>>>>>
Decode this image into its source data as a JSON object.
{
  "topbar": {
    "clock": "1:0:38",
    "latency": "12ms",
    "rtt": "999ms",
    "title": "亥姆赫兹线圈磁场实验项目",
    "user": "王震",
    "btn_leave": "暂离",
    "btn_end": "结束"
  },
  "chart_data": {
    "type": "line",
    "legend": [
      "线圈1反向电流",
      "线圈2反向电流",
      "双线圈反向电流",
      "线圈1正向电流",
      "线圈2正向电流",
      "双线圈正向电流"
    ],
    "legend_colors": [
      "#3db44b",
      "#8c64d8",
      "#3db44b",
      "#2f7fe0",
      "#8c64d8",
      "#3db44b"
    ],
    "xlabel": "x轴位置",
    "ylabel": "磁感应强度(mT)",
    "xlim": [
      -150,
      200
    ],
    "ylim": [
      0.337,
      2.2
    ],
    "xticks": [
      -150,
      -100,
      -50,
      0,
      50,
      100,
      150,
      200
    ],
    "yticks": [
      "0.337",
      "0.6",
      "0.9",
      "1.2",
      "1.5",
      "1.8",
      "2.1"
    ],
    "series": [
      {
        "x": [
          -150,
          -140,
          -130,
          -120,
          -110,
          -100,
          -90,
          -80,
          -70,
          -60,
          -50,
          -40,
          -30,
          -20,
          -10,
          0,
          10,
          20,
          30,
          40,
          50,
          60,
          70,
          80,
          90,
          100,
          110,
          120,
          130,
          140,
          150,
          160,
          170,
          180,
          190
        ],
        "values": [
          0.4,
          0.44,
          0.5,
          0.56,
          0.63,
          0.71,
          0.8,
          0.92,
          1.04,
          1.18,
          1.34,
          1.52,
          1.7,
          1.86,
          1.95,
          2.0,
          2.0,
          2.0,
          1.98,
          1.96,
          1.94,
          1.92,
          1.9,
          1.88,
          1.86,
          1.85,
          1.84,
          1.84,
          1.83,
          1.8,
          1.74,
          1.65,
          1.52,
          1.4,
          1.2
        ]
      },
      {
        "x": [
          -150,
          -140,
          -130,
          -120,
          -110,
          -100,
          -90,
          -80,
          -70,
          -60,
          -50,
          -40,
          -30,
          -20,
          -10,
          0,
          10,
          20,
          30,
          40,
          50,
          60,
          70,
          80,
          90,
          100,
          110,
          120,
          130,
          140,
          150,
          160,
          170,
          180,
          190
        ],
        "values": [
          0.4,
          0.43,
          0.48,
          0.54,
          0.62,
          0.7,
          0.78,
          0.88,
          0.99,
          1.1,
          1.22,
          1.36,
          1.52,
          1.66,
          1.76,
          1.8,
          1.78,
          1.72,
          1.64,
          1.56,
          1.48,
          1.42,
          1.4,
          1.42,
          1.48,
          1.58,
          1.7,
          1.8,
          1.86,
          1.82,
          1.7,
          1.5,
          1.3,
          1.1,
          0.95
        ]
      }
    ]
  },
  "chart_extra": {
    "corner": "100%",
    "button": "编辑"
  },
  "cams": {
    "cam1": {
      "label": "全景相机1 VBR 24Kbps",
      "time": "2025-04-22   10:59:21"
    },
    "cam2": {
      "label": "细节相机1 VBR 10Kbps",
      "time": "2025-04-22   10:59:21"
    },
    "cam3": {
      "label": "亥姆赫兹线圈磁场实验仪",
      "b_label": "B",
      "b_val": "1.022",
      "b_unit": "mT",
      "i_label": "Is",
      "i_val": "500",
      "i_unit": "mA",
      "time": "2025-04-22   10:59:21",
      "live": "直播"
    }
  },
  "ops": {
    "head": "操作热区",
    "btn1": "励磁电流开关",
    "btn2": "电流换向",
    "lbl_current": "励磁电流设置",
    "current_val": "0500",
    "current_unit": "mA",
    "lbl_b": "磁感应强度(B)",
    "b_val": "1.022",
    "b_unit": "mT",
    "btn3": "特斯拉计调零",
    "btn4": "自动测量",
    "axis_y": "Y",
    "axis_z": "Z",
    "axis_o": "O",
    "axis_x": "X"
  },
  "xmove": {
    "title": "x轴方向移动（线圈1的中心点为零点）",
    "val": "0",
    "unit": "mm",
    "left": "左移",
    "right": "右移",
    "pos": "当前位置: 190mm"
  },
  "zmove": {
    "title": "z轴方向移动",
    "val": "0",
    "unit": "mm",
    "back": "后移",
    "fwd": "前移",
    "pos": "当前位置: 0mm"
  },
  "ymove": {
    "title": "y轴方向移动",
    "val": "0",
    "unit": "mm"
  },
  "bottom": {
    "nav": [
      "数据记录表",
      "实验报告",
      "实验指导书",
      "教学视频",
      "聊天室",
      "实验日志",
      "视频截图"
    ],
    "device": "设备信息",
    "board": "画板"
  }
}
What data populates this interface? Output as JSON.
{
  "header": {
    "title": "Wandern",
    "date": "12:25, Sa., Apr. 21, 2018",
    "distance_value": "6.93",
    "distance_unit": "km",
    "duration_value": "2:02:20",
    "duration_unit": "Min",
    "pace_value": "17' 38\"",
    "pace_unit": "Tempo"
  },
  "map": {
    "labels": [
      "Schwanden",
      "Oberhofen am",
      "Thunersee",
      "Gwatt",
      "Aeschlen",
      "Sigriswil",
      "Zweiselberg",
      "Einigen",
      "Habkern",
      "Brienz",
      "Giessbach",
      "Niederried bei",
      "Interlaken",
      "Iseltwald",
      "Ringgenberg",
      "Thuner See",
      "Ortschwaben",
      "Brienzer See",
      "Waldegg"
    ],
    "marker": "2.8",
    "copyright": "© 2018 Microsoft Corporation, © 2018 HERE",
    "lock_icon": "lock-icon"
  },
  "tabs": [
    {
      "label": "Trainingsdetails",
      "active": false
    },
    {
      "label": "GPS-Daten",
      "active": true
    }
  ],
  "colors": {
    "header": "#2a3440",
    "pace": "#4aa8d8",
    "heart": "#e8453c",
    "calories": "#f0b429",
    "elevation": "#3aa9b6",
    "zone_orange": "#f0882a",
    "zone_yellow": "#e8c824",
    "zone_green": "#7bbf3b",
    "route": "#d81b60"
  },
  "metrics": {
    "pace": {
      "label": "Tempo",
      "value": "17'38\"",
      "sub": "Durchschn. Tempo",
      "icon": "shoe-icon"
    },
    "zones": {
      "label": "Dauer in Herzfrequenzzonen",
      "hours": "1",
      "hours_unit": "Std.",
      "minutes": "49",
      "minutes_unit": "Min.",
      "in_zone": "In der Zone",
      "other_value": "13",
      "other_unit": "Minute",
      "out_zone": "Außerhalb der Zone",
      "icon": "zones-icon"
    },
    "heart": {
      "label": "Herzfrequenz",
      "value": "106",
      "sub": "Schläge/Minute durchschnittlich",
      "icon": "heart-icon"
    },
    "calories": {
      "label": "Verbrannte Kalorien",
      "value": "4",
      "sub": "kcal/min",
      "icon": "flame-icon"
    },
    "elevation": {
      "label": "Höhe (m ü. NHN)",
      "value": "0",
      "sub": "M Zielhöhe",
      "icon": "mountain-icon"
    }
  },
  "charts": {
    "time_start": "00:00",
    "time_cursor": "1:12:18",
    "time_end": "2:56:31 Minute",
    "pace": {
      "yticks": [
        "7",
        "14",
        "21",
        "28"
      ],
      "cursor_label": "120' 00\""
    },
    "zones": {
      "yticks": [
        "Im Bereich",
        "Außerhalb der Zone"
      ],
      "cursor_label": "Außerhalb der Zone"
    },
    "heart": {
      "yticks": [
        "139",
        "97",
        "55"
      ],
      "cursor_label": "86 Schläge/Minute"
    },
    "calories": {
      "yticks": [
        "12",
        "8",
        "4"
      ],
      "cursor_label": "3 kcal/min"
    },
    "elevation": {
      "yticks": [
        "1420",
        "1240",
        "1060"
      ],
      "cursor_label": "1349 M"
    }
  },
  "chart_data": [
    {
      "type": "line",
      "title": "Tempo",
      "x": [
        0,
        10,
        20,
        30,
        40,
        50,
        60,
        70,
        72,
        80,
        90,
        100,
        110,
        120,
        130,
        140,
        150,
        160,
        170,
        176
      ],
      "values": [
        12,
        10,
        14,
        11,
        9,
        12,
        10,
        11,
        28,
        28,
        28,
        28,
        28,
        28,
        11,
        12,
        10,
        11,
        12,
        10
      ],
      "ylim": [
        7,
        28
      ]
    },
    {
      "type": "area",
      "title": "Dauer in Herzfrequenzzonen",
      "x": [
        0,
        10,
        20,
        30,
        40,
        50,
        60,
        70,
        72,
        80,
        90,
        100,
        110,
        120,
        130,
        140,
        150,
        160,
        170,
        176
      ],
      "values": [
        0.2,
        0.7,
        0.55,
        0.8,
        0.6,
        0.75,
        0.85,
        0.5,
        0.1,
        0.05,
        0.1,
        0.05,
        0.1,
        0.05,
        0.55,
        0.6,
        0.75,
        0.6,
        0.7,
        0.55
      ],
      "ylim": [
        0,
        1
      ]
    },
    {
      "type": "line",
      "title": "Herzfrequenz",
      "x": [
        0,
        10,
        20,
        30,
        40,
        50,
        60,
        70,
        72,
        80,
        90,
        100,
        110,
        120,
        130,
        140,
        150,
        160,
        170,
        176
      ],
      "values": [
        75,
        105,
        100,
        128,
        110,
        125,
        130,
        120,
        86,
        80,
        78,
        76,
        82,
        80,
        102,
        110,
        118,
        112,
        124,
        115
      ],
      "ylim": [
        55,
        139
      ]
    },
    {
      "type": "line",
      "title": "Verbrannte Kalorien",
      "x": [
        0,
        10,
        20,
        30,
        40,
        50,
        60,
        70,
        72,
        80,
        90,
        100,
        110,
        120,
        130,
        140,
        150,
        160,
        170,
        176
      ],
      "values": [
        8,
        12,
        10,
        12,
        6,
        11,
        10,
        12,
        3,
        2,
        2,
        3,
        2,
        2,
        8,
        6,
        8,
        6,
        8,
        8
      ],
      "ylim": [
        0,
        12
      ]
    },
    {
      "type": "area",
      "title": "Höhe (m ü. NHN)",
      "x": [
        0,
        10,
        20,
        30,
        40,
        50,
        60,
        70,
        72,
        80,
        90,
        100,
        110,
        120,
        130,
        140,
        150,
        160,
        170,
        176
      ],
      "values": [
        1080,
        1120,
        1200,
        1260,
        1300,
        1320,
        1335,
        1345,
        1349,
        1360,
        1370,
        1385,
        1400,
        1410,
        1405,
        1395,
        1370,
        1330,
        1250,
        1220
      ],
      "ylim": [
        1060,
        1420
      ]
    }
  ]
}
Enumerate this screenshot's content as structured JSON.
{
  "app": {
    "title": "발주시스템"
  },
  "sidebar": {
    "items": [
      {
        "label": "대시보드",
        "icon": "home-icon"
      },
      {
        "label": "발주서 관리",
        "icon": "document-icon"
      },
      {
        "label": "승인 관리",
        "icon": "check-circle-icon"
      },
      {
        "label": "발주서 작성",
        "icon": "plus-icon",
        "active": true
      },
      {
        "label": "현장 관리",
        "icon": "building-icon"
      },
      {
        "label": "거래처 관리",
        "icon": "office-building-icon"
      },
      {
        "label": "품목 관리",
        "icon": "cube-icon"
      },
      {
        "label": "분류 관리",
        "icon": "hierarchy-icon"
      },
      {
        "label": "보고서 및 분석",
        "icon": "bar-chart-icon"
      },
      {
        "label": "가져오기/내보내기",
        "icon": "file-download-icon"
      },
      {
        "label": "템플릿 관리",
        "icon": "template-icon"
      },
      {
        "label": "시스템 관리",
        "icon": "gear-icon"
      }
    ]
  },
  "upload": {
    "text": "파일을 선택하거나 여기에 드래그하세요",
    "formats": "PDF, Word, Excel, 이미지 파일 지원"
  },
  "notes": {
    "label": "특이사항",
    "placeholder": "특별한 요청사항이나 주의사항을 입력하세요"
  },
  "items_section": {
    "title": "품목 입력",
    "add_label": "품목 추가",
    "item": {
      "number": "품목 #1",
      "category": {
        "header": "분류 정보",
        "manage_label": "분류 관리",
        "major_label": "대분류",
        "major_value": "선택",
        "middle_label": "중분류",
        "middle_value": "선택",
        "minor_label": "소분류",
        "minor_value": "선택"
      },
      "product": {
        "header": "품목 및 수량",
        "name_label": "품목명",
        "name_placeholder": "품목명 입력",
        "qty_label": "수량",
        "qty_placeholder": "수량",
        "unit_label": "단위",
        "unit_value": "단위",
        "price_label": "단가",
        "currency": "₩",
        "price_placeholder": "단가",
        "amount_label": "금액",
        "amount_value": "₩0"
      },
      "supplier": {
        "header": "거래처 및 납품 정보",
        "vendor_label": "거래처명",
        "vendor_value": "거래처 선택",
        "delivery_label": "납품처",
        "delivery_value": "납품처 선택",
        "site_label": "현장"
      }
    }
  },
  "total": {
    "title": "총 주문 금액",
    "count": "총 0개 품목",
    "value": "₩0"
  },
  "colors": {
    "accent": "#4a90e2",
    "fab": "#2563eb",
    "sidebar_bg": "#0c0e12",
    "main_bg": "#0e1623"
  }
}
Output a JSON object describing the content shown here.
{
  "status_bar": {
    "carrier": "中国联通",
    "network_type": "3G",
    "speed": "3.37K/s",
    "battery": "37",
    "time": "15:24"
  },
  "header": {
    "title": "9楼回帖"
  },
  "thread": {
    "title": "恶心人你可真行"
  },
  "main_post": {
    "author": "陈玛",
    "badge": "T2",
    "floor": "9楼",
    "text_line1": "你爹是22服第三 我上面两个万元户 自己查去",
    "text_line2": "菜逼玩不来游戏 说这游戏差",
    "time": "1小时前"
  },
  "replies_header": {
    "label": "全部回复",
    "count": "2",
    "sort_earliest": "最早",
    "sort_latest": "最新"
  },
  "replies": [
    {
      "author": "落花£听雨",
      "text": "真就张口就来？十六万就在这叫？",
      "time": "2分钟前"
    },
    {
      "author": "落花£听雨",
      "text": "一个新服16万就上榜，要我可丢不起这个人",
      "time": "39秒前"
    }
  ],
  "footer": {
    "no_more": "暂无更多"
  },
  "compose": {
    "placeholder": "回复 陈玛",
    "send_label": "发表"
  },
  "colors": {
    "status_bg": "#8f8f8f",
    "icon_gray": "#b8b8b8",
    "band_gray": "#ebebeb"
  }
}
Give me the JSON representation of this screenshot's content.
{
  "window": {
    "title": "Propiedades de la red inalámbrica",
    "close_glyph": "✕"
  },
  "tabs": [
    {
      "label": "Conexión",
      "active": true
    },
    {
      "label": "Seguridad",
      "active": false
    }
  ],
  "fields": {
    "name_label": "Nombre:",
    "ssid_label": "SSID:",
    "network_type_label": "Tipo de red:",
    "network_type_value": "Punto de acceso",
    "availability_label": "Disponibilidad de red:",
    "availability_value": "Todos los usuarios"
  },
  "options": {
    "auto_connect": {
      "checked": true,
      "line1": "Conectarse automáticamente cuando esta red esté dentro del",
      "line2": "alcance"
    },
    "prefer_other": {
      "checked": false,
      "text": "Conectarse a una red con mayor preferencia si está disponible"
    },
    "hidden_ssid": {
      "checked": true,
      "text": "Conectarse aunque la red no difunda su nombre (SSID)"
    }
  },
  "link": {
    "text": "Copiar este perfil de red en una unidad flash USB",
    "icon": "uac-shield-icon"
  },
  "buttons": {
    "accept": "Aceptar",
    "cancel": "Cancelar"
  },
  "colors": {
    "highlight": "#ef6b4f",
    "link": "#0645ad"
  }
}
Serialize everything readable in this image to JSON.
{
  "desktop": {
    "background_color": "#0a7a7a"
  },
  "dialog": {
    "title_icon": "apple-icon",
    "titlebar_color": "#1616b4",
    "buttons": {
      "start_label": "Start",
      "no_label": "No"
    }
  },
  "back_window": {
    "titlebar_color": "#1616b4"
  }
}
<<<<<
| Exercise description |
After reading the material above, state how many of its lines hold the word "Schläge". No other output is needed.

| Exercise response |
2